▶ **Work instructions**:
Return each entry unchanged.

▶ **Material for the task**:
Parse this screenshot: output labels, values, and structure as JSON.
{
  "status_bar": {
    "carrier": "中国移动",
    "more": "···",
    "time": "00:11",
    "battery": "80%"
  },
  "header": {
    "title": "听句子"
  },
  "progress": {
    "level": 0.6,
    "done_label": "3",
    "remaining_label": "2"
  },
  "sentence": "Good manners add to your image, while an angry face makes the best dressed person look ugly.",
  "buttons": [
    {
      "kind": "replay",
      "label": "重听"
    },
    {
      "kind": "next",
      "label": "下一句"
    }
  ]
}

▶ **Your response**:
Parse this screenshot: output labels, values, and structure as JSON.
{
  "status_bar": {
    "carrier": "中国移动",
    "more": "···",
    "time": "00:11",
    "battery": "80%"
  },
  "header": {
    "title": "听句子"
  },
  "progress": {
    "level": 0.6,
    "done_label": "3",
    "remaining_label": "2"
  },
  "sentence": "Good manners add to your image, while an angry face makes the best dressed person look ugly.",
  "buttons": [
    {
      "kind": "replay",
      "label": "重听"
    },
    {
      "kind": "next",
      "label": "下一句"
    }
  ]
}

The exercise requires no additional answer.